Lisa Milroy has not exhibited new paintings in London since 1988 when she showed with Nicola Jacobs, although there was a museum exhibition at Glasgow’s Third Eye Centre and in Southampton the following year. More recently, she has exhibited with Mary Boone in New York and was one of several British artists included in the Carnegie International in Pittsburgh in 1991. Her new exhibition at Waddington (7 April-1 May), the month’s most exciting development in Cork Street, comprises twenty-five canvases and provides evidence of several new directions in her work. Waddington’s exhibition launches a busy season for Milroy. This show travels to the Museum Schloss Hardenberg in Velbert in the summer, and there are two different Continental gallery exhibitions planned for the autumn, at Jennifer Flay in Paris and with Luis Campana in Cologne. In other galleries in and near Cork Street, Browse and Darby is commemorating Jeffrey Camp’s seventieth birthday with a small retrospective exhibition (to 24 April). Mayor has mounted an exhibition titled “The Figure” (to 30 April) and featuring thirty-six British and international artists represented by paintings, drawings or sculpture. Under the title of “Irony and Ecstacy”, Salama-Caro is showing twenty younger American artists, including Lydia Dona, Susanne McClelland, Nicholas Rule and Raymond Pettibone (21 April-29 May). Curated by Klaus Ottmann, editor of the Journal of Contemporary Art in New York, this exhibition makes use of both floors of the gallery for the first occasion. At Benjamin Rhodes there are new paintings by Tricia Gilman (to 24 April), abstract tapestries of paint into which she has introduced charming pictograms of her young son and his world of toys, flowers and butterflies. Thomas Gibson’s new commitment to contemporary British art continues with an exhibition of paintings by Paul Harbutt (to 16 April) who showed with Long and Ryle in 1990 and 1991. His current paintings rework and develop the imagery of Magritte’s earlier Surrealist paintings.

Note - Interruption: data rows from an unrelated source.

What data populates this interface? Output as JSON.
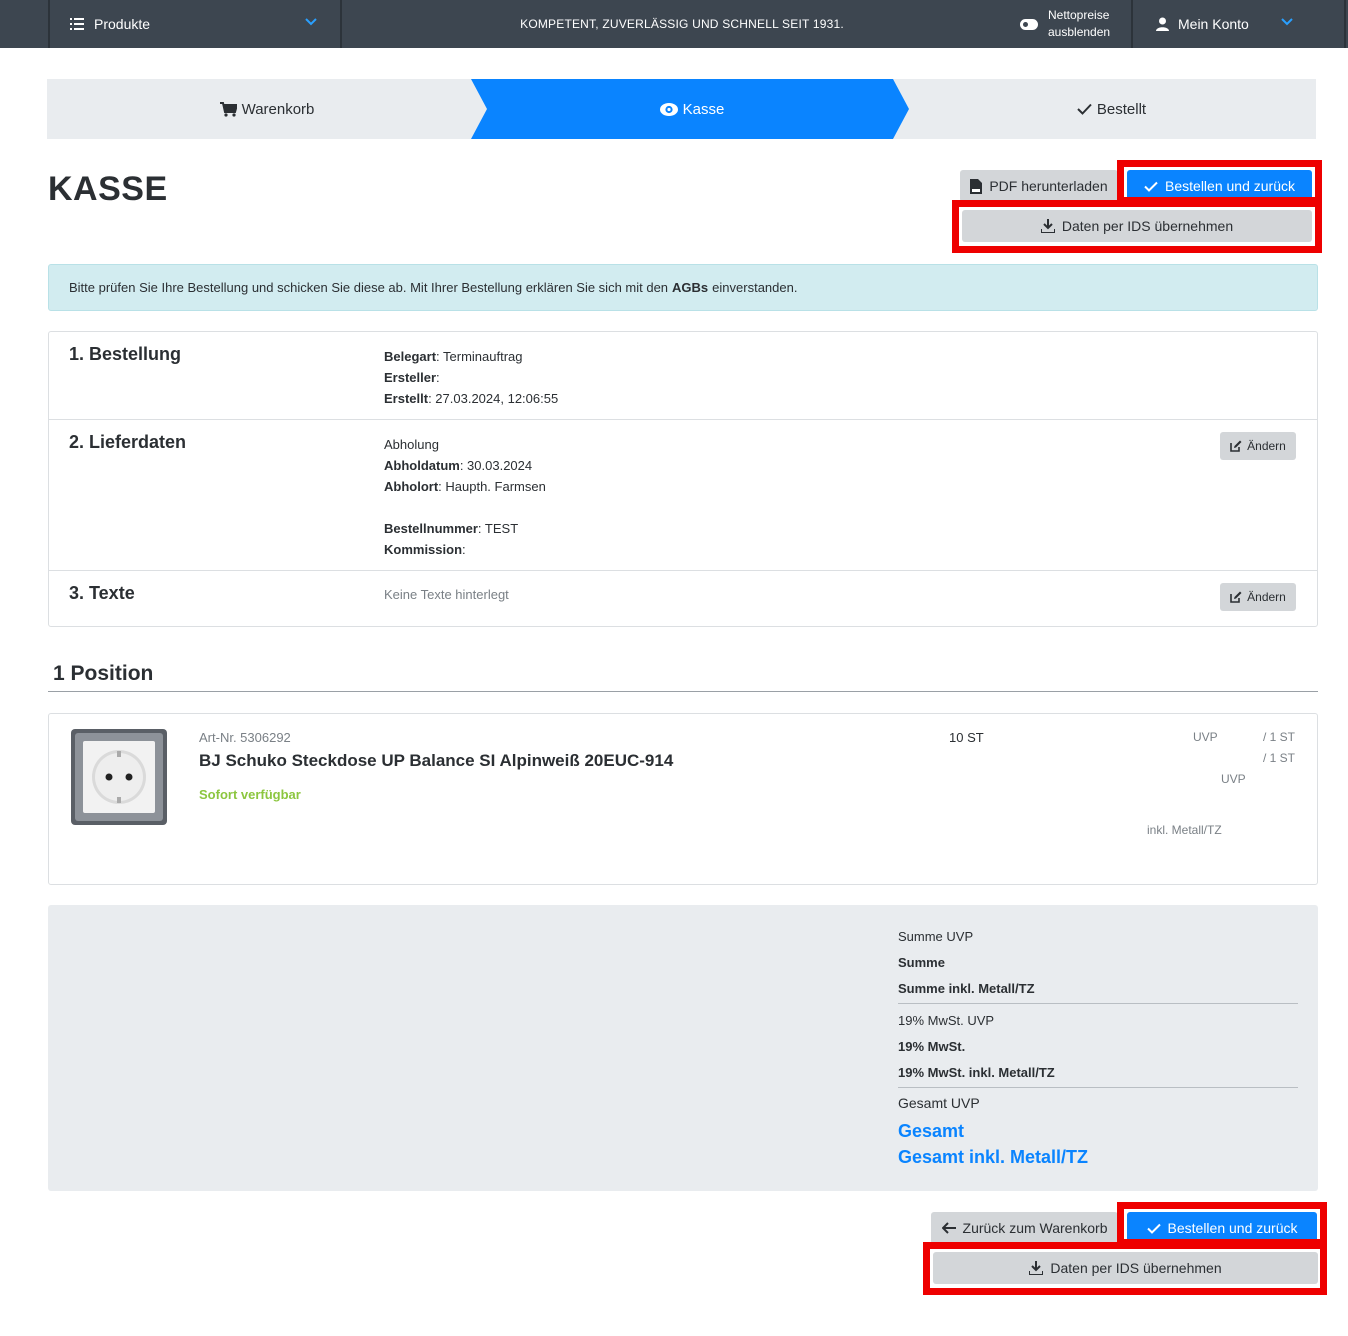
{
  "topbar": {
    "products_label": "Produkte",
    "slogan": "KOMPETENT, ZUVERLÄSSIG UND SCHNELL SEIT 1931.",
    "netto_line1": "Nettopreise",
    "netto_line2": "ausblenden",
    "account_label": "Mein Konto"
  },
  "stepper": {
    "step1": "Warenkorb",
    "step2": "Kasse",
    "step3": "Bestellt"
  },
  "page": {
    "title": "KASSE"
  },
  "actions_top": {
    "pdf": "PDF herunterladen",
    "order": "Bestellen und zurück",
    "ids": "Daten per IDS übernehmen"
  },
  "alert": {
    "text_before": "Bitte prüfen Sie Ihre Bestellung und schicken Sie diese ab. Mit Ihrer Bestellung erklären Sie sich mit den",
    "bold": "AGBs",
    "text_after": "einverstanden."
  },
  "bestellung": {
    "heading": "1. Bestellung",
    "belegart_label": "Belegart",
    "belegart_value": ": Terminauftrag",
    "ersteller_label": "Ersteller",
    "ersteller_value": ":",
    "erstellt_label": "Erstellt",
    "erstellt_value": ": 27.03.2024, 12:06:55"
  },
  "lieferdaten": {
    "heading": "2. Lieferdaten",
    "mode": "Abholung",
    "abholdatum_label": "Abholdatum",
    "abholdatum_value": ": 30.03.2024",
    "abholort_label": "Abholort",
    "abholort_value": ": Haupth. Farmsen",
    "bestellnummer_label": "Bestellnummer",
    "bestellnummer_value": ": TEST",
    "kommission_label": "Kommission",
    "kommission_value": ":",
    "edit_label": "Ändern"
  },
  "texte": {
    "heading": "3. Texte",
    "empty": "Keine Texte hinterlegt",
    "edit_label": "Ändern"
  },
  "positions": {
    "heading": "1 Position",
    "item": {
      "artnr": "Art-Nr. 5306292",
      "name": "BJ Schuko Steckdose UP Balance SI Alpinweiß 20EUC-914",
      "availability": "Sofort verfügbar",
      "quantity": "10 ST",
      "uvp_label": "UVP",
      "per_unit_1": "/ 1 ST",
      "per_unit_2": "/ 1 ST",
      "uvp_label_2": "UVP",
      "metall_label": "inkl. Metall/TZ"
    }
  },
  "summary": {
    "summe_uvp": "Summe UVP",
    "summe": "Summe",
    "summe_metall": "Summe inkl. Metall/TZ",
    "mwst_uvp": "19% MwSt. UVP",
    "mwst": "19% MwSt.",
    "mwst_metall": "19% MwSt. inkl. Metall/TZ",
    "gesamt_uvp": "Gesamt UVP",
    "gesamt": "Gesamt",
    "gesamt_metall": "Gesamt inkl. Metall/TZ"
  },
  "actions_bottom": {
    "back": "Zurück zum Warenkorb",
    "order": "Bestellen und zurück",
    "ids": "Daten per IDS übernehmen"
  },
  "colors": {
    "topbar": "#3d4650",
    "primary": "#0a84ff",
    "highlight": "#ee0000",
    "available": "#8cc63f"
  },
  "icons": [
    "list-icon",
    "chevron-down-icon",
    "toggle-icon",
    "user-icon",
    "cart-icon",
    "eye-icon",
    "check-icon",
    "pdf-icon",
    "download-icon",
    "edit-icon",
    "arrow-left-icon"
  ]
}
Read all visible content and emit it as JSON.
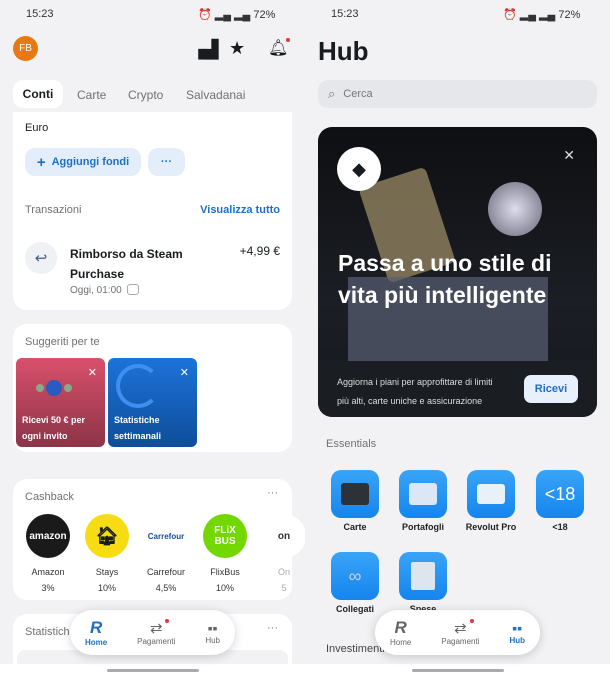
{
  "status": {
    "time": "15:23",
    "battery": "72%"
  },
  "home": {
    "avatar": "FB",
    "tabs": [
      "Conti",
      "Carte",
      "Crypto",
      "Salvadanai"
    ],
    "account": {
      "currency": "Euro",
      "add_funds": "Aggiungi fondi",
      "more": "···"
    },
    "transactions": {
      "title": "Transazioni",
      "view_all": "Visualizza tutto",
      "items": [
        {
          "title_line1": "Rimborso da Steam",
          "title_line2": "Purchase",
          "time": "Oggi, 01:00",
          "amount": "+4,99 €"
        }
      ]
    },
    "suggested": {
      "title": "Suggeriti per te",
      "tiles": [
        {
          "line1": "Ricevi 50 € per",
          "line2": "ogni invito",
          "color": "#c0435f"
        },
        {
          "line1": "Statistiche",
          "line2": "settimanali",
          "color": "#1560b8"
        }
      ]
    },
    "cashback": {
      "title": "Cashback",
      "items": [
        {
          "name": "Amazon",
          "pct": "3%",
          "logo": "amazon"
        },
        {
          "name": "Stays",
          "pct": "10%"
        },
        {
          "name": "Carrefour",
          "pct": "4,5%",
          "logo": "Carrefour"
        },
        {
          "name": "FlixBus",
          "pct": "10%",
          "logo_l1": "FLiX",
          "logo_l2": "BUS"
        },
        {
          "name": "On",
          "pct": "5",
          "logo": "on"
        }
      ]
    },
    "stats": {
      "title": "Statistich"
    }
  },
  "nav": {
    "home": "Home",
    "payments": "Pagamenti",
    "hub": "Hub"
  },
  "hub": {
    "title": "Hub",
    "search_placeholder": "Cerca",
    "promo": {
      "title_line1": "Passa a uno stile di",
      "title_line2": "vita più intelligente",
      "desc_line1": "Aggiorna i piani per approfittare di limiti",
      "desc_line2": "più alti, carte uniche e assicurazione",
      "cta": "Ricevi"
    },
    "essentials_title": "Essentials",
    "essentials": [
      "Carte",
      "Portafogli",
      "Revolut Pro",
      "<18",
      "Collegati",
      "Spese"
    ],
    "investments_title": "Investimenti"
  },
  "colors": {
    "accent": "#1f6fc6",
    "avatar": "#e8790f",
    "notification": "#e5373f"
  }
}
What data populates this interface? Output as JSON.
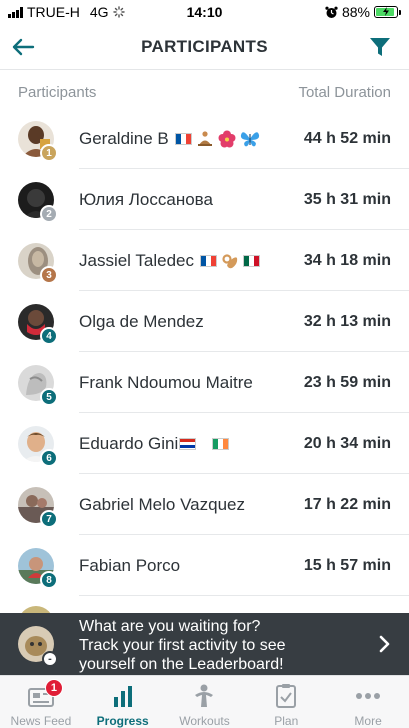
{
  "status_bar": {
    "carrier": "TRUE-H",
    "network": "4G",
    "time": "14:10",
    "battery": "88%",
    "battery_level": 0.88
  },
  "header": {
    "title": "PARTICIPANTS",
    "accent_color": "#0d6e7a"
  },
  "columns": {
    "participants": "Participants",
    "total_duration": "Total Duration"
  },
  "participants": [
    {
      "rank": "1",
      "name": "Geraldine B",
      "duration": "44 h 52 min",
      "rank_color": "#c9a45c"
    },
    {
      "rank": "2",
      "name": "Юлия Лоссанова",
      "duration": "35 h 31 min",
      "rank_color": "#a4abb2"
    },
    {
      "rank": "3",
      "name": "Jassiel Taledec",
      "duration": "34 h 18 min",
      "rank_color": "#b5764a"
    },
    {
      "rank": "4",
      "name": "Olga de Mendez",
      "duration": "32 h 13 min",
      "rank_color": "#0d6e7a"
    },
    {
      "rank": "5",
      "name": "Frank Ndoumou Maitre",
      "duration": "23 h 59 min",
      "rank_color": "#0d6e7a"
    },
    {
      "rank": "6",
      "name": "Eduardo Gini",
      "duration": "20 h 34 min",
      "rank_color": "#0d6e7a"
    },
    {
      "rank": "7",
      "name": "Gabriel Melo Vazquez",
      "duration": "17 h 22 min",
      "rank_color": "#0d6e7a"
    },
    {
      "rank": "8",
      "name": "Fabian Porco",
      "duration": "15 h 57 min",
      "rank_color": "#0d6e7a"
    }
  ],
  "banner": {
    "line1": "What are you waiting for?",
    "line2": "Track your first activity to see",
    "line3": "yourself on the Leaderboard!",
    "rank": "-"
  },
  "tabs": [
    {
      "label": "News Feed",
      "icon": "news-feed-icon",
      "badge": "1",
      "active": false
    },
    {
      "label": "Progress",
      "icon": "progress-icon",
      "active": true
    },
    {
      "label": "Workouts",
      "icon": "workouts-icon",
      "active": false
    },
    {
      "label": "Plan",
      "icon": "plan-icon",
      "active": false
    },
    {
      "label": "More",
      "icon": "more-icon",
      "active": false
    }
  ]
}
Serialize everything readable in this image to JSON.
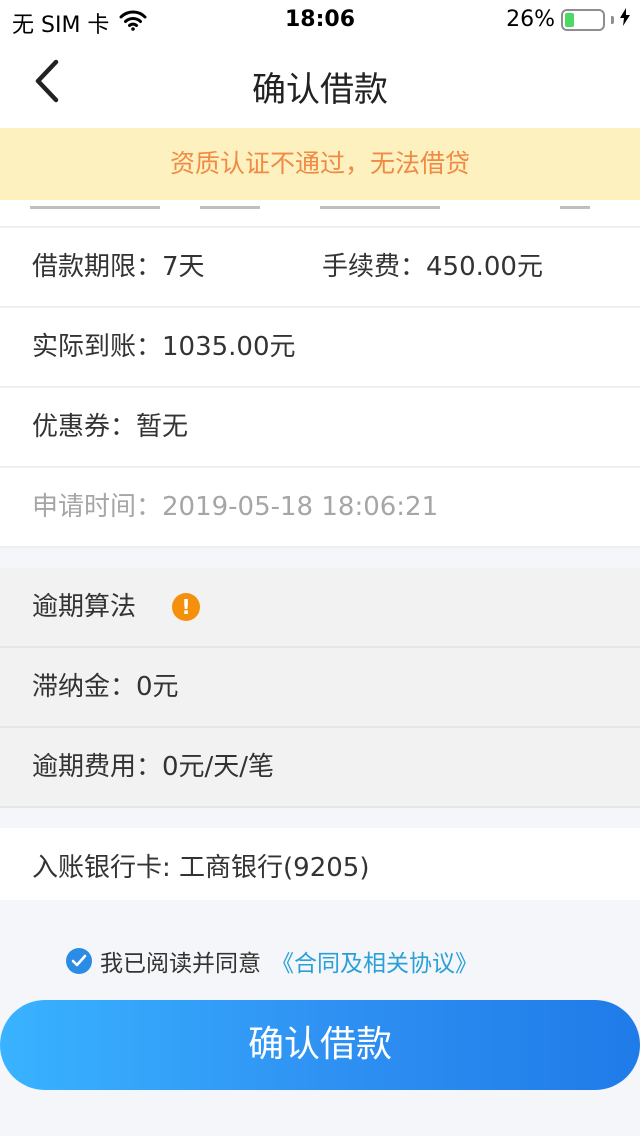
{
  "status_bar": {
    "carrier": "无 SIM 卡",
    "time": "18:06",
    "battery_text": "26%",
    "battery_level": 0.26,
    "battery_color": "#4cd964"
  },
  "nav": {
    "title": "确认借款",
    "back_icon": "chevron-left-icon"
  },
  "warning": {
    "text": "资质认证不通过，无法借贷",
    "bg_color": "#fdf1bf",
    "text_color": "#f08a44"
  },
  "loan_info": {
    "term": "借款期限：7天",
    "fee": "手续费：450.00元",
    "actual_amount": "实际到账：1035.00元",
    "coupon": "优惠券：暂无",
    "apply_time": "申请时间：2019-05-18 18:06:21"
  },
  "overdue": {
    "title": "逾期算法",
    "info_icon": "exclamation-icon",
    "late_fee": "滞纳金：0元",
    "overdue_fee": "逾期费用：0元/天/笔"
  },
  "bank": {
    "text": "入账银行卡: 工商银行(9205)"
  },
  "agreement": {
    "text": "我已阅读并同意",
    "link": "《合同及相关协议》",
    "checked": true,
    "link_color": "#2aa0d8"
  },
  "confirm_button": {
    "label": "确认借款"
  }
}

In Dering Street, leading Spanish artist Susan Solano is showing new sculptures at Anthony Reynolds (to 10 April), coinciding with her impressive retrospective survey organised for the Palacio de Velazquez, Madrid, and currently showing at the Whitechapel Art Gallery (to 2 May). That survey will be seen at the Konsthall, Malmö and Le Magasin, Grenoble through the summer. Annely Juda is exhibiting new wood sculptures by David Nash (22 April-22 May).

At Lisson, there is an exhibition of new works by Anish Kapoor (16 April-20 May). It features new stone sculptures intended to be shown outdoors as well as in the gallery, a new red “Void” from that continuing series of wall sculptures, one of which was shown in Kapoor’s pavilion at the Venice Biennale in 1990, and material related to the stage designs which he made for recent performances by dancer Laurie Booth at the Queen Elizabeth Hall.

Alison Wilding’s new sculpture will be shown at Karsten Schubert (22 April-22 May) and with his partner, Richard Salmon.

At Flowers East, Alison Watt is showing nude portraits, some of which are self-portraits, and smaller head studies (to 18 April) in her first gallery exhibition since her impressive debut at the Scottish Gallery in 1990. Her work was included in a recent initiative in Los Angeles, where local galleries invited dealers from other countries to mount exhibitions of their artists, and Matthew Flowers took a selection of paintings to Salander O’Reilly. Purdy Hicks is showing work by gallery artists (to 13 May) including pictures by Gillian Ayres who will be holding an exhibition in May.

The following exhibitions were listed in last month’s column and deserve recognition before they close: the large exhibition of sculpture, paintings and miniatures by Francesco Clemente at Anthony d’Offay (to 30 April), Catherine Lee’s beautifully patinated wall reliefs at Annely Juda

(to 17 April), the retrospective of paintings and works on paper by Victor Willing at Karsten Schubert and Richard Salmon (to 17 April), the, new sculptures by John Davies at Marlborough (to 30 April) and William MacIlraith’s paintings at Connaught Brown (to 20 April).

Appeared in The Art Newspaper Archive, 27 April 1993